Per ScotusBlog, the Supreme Court Thursday resolved United States v. Sineneng-Smith without reaching the merits of the underlying First Amendment question, instead holding that the U.S. Court of Appeals for the 9th Circuit improperly injected the issue into the case.
The court sent the case back for reconsideration based on the claims of the parties. Evelyn Sineneng-Smith had been convicted of violating 8 U.S.C. § 1324(a)(1)(A)(4), which prohibits “inducing or encouraging” unauthorized immigration.
She charged noncitizen clients substantial fees for filing paperwork that she falsely claimed could lead to lawful permanent resident status. After her appeal had been briefed and argued in the 9th Circuit on more prosaic issues, the panel requested briefing on whether the statute was unconstitutionally overbroad, an issue Sineneng-Smith had not raised.

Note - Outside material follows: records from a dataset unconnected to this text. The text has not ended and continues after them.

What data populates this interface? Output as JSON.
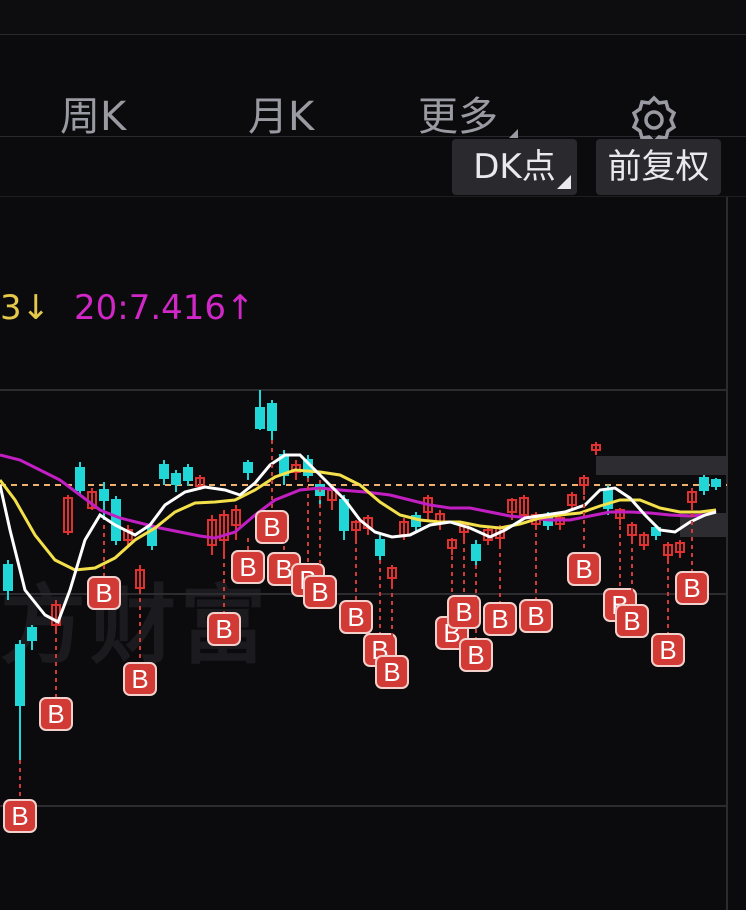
{
  "header": {
    "tabs": [
      {
        "label": "周K"
      },
      {
        "label": "月K"
      },
      {
        "label": "更多"
      }
    ]
  },
  "indicators": {
    "ma_left": "3↓",
    "ma20": "20:7.416↑",
    "dk_button": "DK点",
    "adjust_button": "前复权"
  },
  "watermark": "方财富",
  "colors": {
    "ma5": "#ffffff",
    "ma10": "#f3e04a",
    "ma20": "#c21fc2",
    "up": "#e03131",
    "down": "#20d6d6",
    "buy_marker": "#d13a35",
    "reference_line": "#f0b070"
  },
  "chart_data": {
    "type": "candlestick",
    "reference_line": "dashed",
    "buy_signals": 25,
    "buy_signal_label": "B"
  }
}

The order for additional briefing was addressed not to the parties but to specified amici curiae, or “friends of the court,” although the parties and other amici could also elect to participate. The panel ordered re-argument in which the amici would have 20 minutes, and Sineneng-Smith only 10.

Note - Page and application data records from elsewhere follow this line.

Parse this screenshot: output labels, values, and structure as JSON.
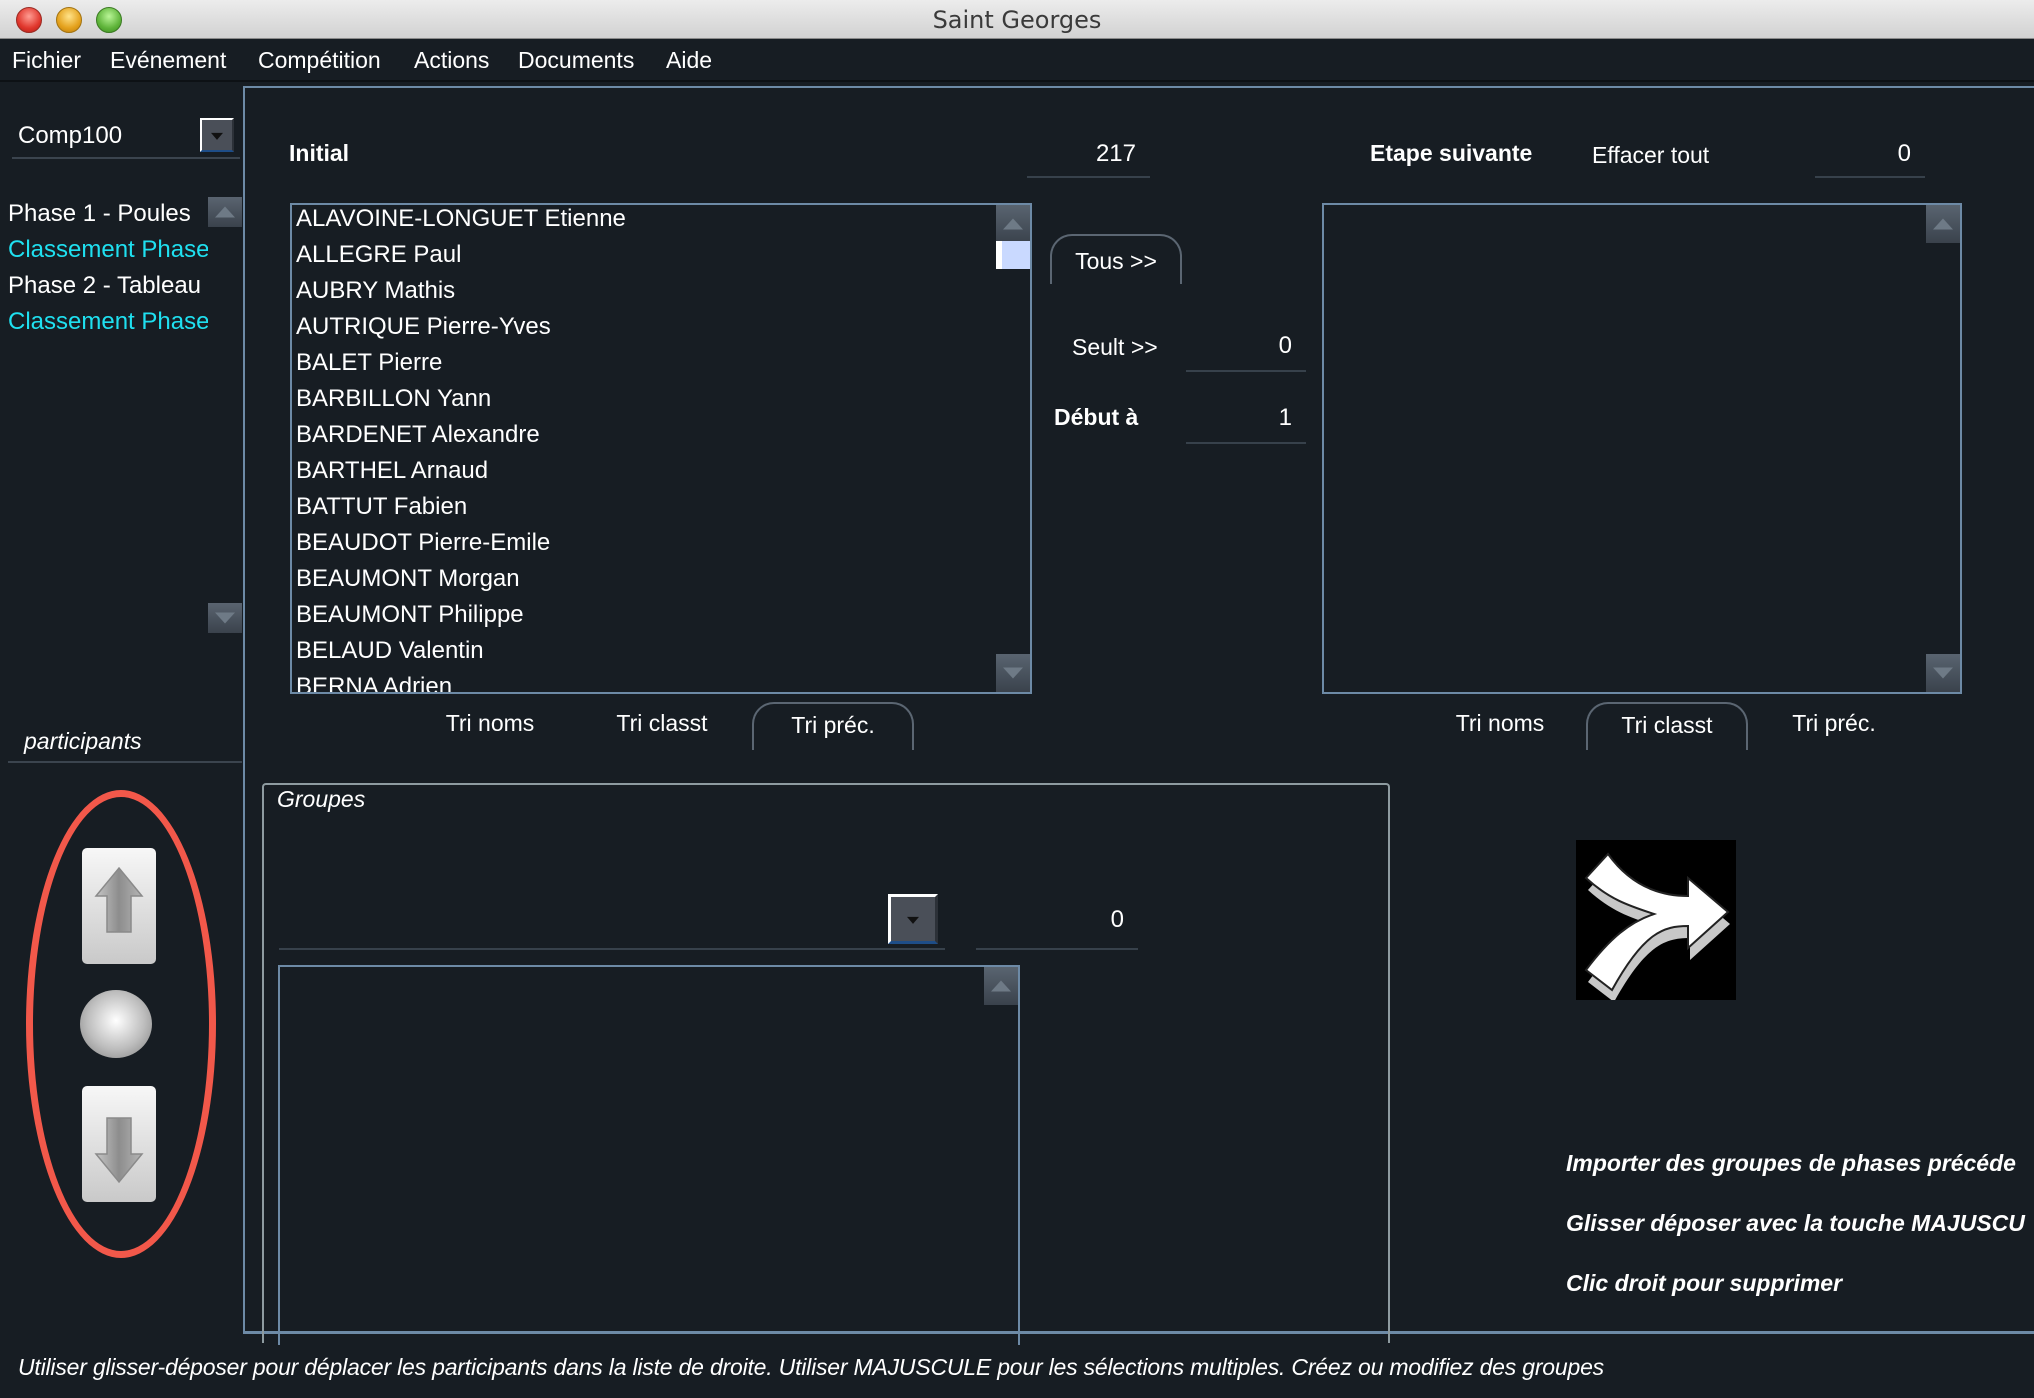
{
  "window": {
    "title": "Saint Georges"
  },
  "menu": [
    "Fichier",
    "Evénement",
    "Compétition",
    "Actions",
    "Documents",
    "Aide"
  ],
  "sidebar": {
    "competition": "Comp100",
    "phases": [
      {
        "label": "Phase 1 - Poules",
        "kind": "phase"
      },
      {
        "label": "Classement Phase",
        "kind": "ranking"
      },
      {
        "label": "Phase 2 - Tableau",
        "kind": "phase"
      },
      {
        "label": "Classement Phase",
        "kind": "ranking"
      }
    ],
    "participants_label": "participants",
    "move_buttons": {
      "up": "move-up",
      "center": "move-reset",
      "down": "move-down"
    },
    "highlight_color": "#f2584a"
  },
  "initial": {
    "label": "Initial",
    "count": "217",
    "participants": [
      "ALAVOINE-LONGUET Etienne",
      "ALLEGRE Paul",
      "AUBRY Mathis",
      "AUTRIQUE Pierre-Yves",
      "BALET Pierre",
      "BARBILLON Yann",
      "BARDENET Alexandre",
      "BARTHEL Arnaud",
      "BATTUT Fabien",
      "BEAUDOT Pierre-Emile",
      "BEAUMONT Morgan",
      "BEAUMONT Philippe",
      "BELAUD Valentin",
      "BERNA Adrien"
    ],
    "sort_tabs": [
      "Tri noms",
      "Tri classt",
      "Tri préc."
    ],
    "active_sort": 2
  },
  "transfer": {
    "all_label": "Tous >>",
    "only_label": "Seult >>",
    "only_value": "0",
    "start_label": "Début à",
    "start_value": "1"
  },
  "next_stage": {
    "label": "Etape suivante",
    "clear_label": "Effacer tout",
    "count": "0",
    "participants": [],
    "sort_tabs": [
      "Tri noms",
      "Tri classt",
      "Tri préc."
    ],
    "active_sort": 1
  },
  "groups": {
    "label": "Groupes",
    "selected": "",
    "count": "0",
    "items": []
  },
  "hints": [
    "Importer des groupes de phases précéde",
    "Glisser déposer avec la touche MAJUSCU",
    "Clic droit pour supprimer"
  ],
  "status": "Utiliser glisser-déposer pour déplacer les participants dans la liste de droite. Utiliser MAJUSCULE pour les sélections multiples. Créez ou modifiez des groupes",
  "colors": {
    "background": "#171d23",
    "border": "#6d8aa6",
    "ranking_text": "#1fe0f0"
  }
}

The 9th Circuit ultimately reversed the conviction because it found that the statute was overbroad, the ground that the court’s re-argument order had brought into the case. In an opinion by Justice Ruth Bader Ginsburg, a unanimous Supreme Court held today that “the panel’s takeover of the appeal” warranted reversal and remand for reconsideration in light of “the case shaped by the parties.”
DailyCaller reports the Supreme Court unanimously upheld a federal statute that forbids encouraging illegal aliens to remain in the U.S. unlawfully in a decision Thursday.
The Supreme Court justices voided an earlier decision by the Ninth Circuit Court of Appeals, which had ruled that a federal anti-harboring statute was unconstitutional on the grounds that it violated the First Amendment by restricting free speech. The ruling by the nation’s highest court Thursday upholds the law.
The Supreme Court not only vacated the appeals court’s decision, but also criticized the judges for “drastically” straying from judicial norms.
Justice Ruth Bader Ginsburg, a liberal stalwart of the bench, wrote the high court’s opinion.
“[T]he appeals panel departed so drastically from the principle of party presentation as to constitute an abuse of discretion,” Ginsburg wrote, and later stated that “a court is not hidebound by the precise arguments of counsel, but the Ninth Circuit’s radical transformation of this case goes well beyond the pale.”
The decision brings to a close a court battle that lasted roughly 10 years.
A grand jury indicted California immigration consultant Evelyn Sineneng-Smith in 2010 for multiple violations of anti-harboring laws, which make it a felony to “encourag[e] or induc[e] an alien to come to, enter, or reside in the United States, knowing or in reckless disregard of the fact that such coming to, entry, or residence is or will be in violation of law.”
Sineneng-Smith encouraged illegal alien clients to apply for a certification that would allow them to remain legally in the country, despite them not qualifying for the certification, according to the indictment. She would charge her clients a fee for this service, and allegedly made millions off of the scheme.
Sineneng-Smith earned more than $3.3 million off of her clients, legal affairs outlet Jurist reported.
In a challenge to the decision, Sineneng-Smith argued that the law violated her right to free speech. The Ninth Circuit reversed her conviction, finding that the entire law was invalid as an over broad restriction of speech.
The Ninth Circuit’s reversal however, was not based on arguments presented by her defense, but by third party arguments submitted to the panel of judges.
The Supreme Court ruled that the Ninth Circuit overstepped its authority by injecting an argument not made by the defendant herself. The decision ultimately reaffirms that parties — not the courts — shape issues in a court case.
The case is now to be sent back to the Ninth Circuit “for reconsideration … bearing a fair resemblance to the case shaped by parties.”